BRUSSELS (Reuters) - Thousands of people marched in Brussels on Sunday against a U.N. pact aimed at fostering cooperation on migration, eclipsing a smaller demonstration in support of the deal, the signing of which brought down Belgium's government last week.
Police said some 5,500 people marched in the bigger protest, organized by Flemish right wing parties in the part of the capital where main European Union institutions are located.
A separate counter-demonstration of around 1,000 people, organized by left-wing groups and non-governmental organizations, took place in the city center.
Belgian right-wing N-VA, which is the biggest party in parliament, pulled its ministers from the ruling coalition last week after Prime Minister Charles Michel refused its demand that he not sign the U.N. migration compact in Marrakesh.

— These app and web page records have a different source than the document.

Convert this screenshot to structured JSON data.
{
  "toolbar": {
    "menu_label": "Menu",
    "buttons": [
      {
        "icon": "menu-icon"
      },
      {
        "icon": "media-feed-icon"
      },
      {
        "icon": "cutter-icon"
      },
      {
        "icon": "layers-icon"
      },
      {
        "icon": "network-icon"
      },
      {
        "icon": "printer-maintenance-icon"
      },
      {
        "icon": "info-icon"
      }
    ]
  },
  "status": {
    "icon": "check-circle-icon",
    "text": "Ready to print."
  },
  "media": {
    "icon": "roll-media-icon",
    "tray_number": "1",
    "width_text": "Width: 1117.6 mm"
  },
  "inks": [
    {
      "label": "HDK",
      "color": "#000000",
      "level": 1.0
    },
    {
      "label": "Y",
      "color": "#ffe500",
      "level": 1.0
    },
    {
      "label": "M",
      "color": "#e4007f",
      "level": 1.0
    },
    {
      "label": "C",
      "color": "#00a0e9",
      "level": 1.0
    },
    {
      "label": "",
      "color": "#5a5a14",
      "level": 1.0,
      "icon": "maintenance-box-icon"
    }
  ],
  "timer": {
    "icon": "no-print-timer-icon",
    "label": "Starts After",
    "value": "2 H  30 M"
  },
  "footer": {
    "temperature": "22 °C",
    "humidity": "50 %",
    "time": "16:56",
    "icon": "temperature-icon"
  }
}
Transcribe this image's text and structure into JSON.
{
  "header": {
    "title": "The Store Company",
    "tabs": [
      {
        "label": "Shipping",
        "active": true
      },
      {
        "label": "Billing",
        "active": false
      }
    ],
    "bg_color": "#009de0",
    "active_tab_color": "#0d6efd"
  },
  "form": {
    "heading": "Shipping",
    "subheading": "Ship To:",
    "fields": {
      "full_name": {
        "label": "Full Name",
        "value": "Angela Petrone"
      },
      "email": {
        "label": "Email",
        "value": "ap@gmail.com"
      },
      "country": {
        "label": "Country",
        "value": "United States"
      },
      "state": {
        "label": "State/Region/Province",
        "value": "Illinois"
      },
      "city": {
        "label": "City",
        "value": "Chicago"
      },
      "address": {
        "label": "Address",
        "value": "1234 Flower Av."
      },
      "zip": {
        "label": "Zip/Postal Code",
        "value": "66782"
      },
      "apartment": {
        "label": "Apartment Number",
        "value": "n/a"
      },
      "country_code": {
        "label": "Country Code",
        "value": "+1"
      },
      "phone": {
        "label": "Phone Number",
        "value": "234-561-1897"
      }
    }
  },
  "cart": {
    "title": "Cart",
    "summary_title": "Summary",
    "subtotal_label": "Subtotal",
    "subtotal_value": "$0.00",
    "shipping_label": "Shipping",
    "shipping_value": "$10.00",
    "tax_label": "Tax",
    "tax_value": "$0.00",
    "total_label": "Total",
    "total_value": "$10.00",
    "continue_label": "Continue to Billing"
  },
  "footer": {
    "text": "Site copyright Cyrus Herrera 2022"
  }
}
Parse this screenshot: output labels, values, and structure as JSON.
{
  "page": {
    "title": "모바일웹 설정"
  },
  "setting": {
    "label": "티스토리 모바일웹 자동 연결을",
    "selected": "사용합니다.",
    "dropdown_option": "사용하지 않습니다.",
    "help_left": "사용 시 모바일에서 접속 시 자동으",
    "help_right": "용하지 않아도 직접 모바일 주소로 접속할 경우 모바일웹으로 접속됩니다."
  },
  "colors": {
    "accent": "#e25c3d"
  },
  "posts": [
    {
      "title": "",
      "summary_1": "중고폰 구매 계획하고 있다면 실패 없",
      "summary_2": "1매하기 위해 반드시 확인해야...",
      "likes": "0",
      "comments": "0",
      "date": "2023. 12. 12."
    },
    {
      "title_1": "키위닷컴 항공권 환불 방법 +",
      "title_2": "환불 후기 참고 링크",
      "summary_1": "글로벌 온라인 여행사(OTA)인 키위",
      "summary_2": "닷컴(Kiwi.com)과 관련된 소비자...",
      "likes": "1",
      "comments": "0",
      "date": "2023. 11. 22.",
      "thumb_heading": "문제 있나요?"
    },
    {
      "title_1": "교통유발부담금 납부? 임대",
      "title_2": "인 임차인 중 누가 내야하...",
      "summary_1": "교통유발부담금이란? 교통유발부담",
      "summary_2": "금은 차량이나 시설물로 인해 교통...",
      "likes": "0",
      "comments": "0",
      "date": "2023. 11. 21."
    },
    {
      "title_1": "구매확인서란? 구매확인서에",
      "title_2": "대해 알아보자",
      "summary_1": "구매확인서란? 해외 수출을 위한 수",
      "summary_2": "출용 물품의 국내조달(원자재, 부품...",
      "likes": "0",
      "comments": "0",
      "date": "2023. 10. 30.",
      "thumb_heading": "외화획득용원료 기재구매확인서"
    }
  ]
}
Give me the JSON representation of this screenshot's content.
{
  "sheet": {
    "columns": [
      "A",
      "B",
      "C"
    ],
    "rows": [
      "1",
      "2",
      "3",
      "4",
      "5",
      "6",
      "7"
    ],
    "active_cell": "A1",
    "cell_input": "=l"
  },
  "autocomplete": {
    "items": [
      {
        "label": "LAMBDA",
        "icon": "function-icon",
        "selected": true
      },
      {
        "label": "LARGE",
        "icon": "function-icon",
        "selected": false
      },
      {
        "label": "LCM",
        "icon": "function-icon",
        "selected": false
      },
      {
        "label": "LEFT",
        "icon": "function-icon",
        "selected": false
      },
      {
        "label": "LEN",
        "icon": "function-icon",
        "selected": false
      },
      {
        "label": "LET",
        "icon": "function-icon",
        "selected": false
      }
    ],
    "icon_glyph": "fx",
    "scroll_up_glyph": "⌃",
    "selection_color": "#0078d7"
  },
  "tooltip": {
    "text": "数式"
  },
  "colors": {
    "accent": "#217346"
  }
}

Michel had secured a large parliamentary majority in favor of maintaining Belgium's support of the U.N. text, with support from the opposition socialists and greens. Critics said the N-VA's move was the opening shot in a campaign before federal elections in May.
The U.N. pact was agreed in July by all 193 U.N. members except the United States, but only 164 formally signed it at the meeting last Monday.